“A judgment upon which reasonable men might differ will not be set aside.”  Todd’s Ice Cream, Inc. v. South Carolina Employment Sec. Comm’n, 281 S.C. 254, 258, 315 S.E.2d 373, 375 (Ct. App. 1984).  The final determination of witness credibility and the weight to be accorded evidence is reserved to the Commission.  Ross v. American Red Cross, 298 S.C. 490, 492, 381 S.E.2d 728, 730 (1989).  The reviewing court may not “substitute its judgment for that of the [Commission] as to the weight of the evidence on questions of fact.” S.C. Code Ann. § 1-23-380(6) (2005).  “Where there is a conflict in the evidence, either of different witnesses or of the same witnesses, the findings of fact of the Commission as triers of fact are conclusive.”   Hoxit v. Michelin Tire Corp., 304 S.C. 461, 465, 405 S.E.2d 407, 409 (1991). 


Appellants claim the circuit court erred in holding the Commission’s findings were not supported by substantial evidence and therefore reversing the Commission’s order.  We agree.

Heart attacks are compensable as an accident if induced by unexpected strain or over-exertion in the performance of the duties of employment or by unusual and extraordinary conditions in the employment.  Green v. City of Bennettsville, 197 S.C. 313, 15 S.E.2d 334 (1941).  This is true even though preexisting conditions may have been a contributing factor.  Sweatt v. Marlboro Cotton Mills, 206 S.C. 476, 34 S.E.2d 762 (1945).  However, heart attacks resulting from the ordinary exertion that is required in the performance of the duties of the employment in the ordinary and usual manner, and without any outward untoward event, are not compensable as an accident.  Rivers v. V. P. Loftis Co., 214 S.C. 162, 51 S.E.2d 510 (1949); Sims v. South Carolina State Commission of Forestry, 235 S.C. 1, 109 S.E.2d 701 (1959).

Given the limited review allowed in cases arising from administrative agencies, the circuit court should have only reversed the full commission if the record lacked substantial evidence to support the commission’s findings.  Therefore, if after considering the record as a whole we find a reasonable mind could have reached the same conclusion as the full commission, we must reverse the circuit court and reinstate the commission’s order.

Daniel Kelly, Kelly Co’s owner and a truck driver, and Rick Young, a Kelly Co driver, both testified that as there were no “deadlines” for delivery of oversized loads due to the restrictions imposed in the permitting processes and the unpredictability of circumstances.  Kelly also stated that even though he had made a “loose commitment” to deliver the equipment in Texas on Friday, the commitment was void when the shipper failed to have the goods ready for pickup at the specified time.  Kelly gave a description of the process Kelly Co used to obtain permits and testified that Jordan had the Virginia permits when he left the pickup location.  Furthermore, Jordan testified that occasionally he would start his trips without the required permits and later stop at a truck stop and have the permits faxed to him.  Finally, Young testified that deviating from a specified route due to road construction was not unusual.

Given the testimony in the record, a reasonable mind could find the conditions and stress that Jordan experienced on this particular trip were the normal, ordinary conditions of his employment.  Therefore, there is substantial evidence in the record to support the Commission’s finding that Jordan’s heart attack was caused by ordinary exertion that is required in the performance of his employment duties in the ordinary and usual manner, without any outward untoward event, and is not compensable as an accident.
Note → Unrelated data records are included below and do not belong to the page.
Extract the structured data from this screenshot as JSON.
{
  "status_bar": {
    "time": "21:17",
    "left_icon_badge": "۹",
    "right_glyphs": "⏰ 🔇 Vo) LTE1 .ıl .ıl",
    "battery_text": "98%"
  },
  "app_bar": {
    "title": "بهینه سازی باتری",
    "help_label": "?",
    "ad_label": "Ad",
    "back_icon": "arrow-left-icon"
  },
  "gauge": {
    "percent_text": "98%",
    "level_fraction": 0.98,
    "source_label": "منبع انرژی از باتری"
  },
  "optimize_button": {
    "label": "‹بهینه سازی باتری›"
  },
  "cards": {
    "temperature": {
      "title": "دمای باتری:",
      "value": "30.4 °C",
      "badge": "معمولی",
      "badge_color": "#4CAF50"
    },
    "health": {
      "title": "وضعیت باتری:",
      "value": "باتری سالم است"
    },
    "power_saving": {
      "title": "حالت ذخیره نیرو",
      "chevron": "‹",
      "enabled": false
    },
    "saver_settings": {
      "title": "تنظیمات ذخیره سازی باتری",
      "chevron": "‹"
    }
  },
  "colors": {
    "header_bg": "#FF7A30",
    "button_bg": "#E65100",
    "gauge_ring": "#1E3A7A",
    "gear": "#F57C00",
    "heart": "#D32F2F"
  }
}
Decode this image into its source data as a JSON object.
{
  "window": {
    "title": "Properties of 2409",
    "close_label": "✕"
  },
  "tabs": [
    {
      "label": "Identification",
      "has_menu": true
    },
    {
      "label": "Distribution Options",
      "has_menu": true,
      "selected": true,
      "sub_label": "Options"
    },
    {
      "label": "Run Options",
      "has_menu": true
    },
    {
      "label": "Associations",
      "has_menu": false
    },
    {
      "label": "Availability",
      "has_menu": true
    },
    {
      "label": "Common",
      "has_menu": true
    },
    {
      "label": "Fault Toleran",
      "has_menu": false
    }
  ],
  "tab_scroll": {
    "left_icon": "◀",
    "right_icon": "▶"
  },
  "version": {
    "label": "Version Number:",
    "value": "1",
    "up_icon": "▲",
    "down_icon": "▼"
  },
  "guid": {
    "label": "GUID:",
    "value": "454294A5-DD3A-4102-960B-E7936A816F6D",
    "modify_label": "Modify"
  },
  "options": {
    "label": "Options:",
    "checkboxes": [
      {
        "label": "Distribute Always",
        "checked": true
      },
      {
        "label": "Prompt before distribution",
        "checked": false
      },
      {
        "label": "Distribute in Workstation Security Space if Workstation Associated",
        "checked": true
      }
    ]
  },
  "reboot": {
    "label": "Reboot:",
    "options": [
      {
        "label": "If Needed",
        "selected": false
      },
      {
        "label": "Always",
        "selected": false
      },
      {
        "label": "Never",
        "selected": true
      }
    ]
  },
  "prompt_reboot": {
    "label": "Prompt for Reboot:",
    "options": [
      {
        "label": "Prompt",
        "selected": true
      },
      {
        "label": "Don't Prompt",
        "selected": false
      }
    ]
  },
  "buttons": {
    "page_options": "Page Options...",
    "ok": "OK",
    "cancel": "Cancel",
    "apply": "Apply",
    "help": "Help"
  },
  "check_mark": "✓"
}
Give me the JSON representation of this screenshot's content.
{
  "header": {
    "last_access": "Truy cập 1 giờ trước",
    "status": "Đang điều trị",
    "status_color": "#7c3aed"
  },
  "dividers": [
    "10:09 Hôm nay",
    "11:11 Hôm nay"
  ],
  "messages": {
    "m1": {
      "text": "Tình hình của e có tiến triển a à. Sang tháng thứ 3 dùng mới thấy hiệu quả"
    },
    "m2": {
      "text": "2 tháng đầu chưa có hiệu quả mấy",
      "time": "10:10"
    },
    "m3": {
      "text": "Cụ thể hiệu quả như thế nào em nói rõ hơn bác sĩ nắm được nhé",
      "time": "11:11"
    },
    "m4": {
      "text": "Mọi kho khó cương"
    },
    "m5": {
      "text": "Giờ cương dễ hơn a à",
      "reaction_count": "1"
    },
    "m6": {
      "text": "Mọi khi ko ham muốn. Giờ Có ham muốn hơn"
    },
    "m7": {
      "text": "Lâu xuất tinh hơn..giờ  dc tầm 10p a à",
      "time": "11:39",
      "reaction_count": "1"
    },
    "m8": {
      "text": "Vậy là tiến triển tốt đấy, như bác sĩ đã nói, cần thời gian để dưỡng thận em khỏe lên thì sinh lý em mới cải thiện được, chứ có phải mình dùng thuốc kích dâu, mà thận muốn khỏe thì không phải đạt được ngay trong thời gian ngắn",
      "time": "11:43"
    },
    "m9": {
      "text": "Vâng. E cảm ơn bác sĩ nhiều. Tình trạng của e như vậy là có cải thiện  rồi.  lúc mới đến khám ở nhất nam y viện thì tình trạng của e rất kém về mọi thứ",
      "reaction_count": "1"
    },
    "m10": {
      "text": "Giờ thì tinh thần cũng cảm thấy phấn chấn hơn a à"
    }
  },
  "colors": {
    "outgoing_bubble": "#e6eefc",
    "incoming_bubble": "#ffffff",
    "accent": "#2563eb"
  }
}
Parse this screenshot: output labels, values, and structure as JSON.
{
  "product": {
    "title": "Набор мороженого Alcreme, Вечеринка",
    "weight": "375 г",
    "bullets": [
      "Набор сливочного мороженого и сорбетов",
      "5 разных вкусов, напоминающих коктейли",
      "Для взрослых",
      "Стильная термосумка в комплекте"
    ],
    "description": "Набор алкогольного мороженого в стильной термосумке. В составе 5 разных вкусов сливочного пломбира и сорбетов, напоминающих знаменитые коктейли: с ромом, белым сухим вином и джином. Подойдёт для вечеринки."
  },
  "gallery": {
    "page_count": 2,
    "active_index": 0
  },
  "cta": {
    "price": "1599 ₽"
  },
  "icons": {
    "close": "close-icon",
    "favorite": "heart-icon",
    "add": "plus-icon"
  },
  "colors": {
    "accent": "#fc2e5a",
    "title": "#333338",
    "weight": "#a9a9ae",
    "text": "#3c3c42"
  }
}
See Rivers v. V. P. Loftis Co., 214 S.C. 162, 51 S.E.2d 510 (1949).  Accordingly, the order of the circuit court is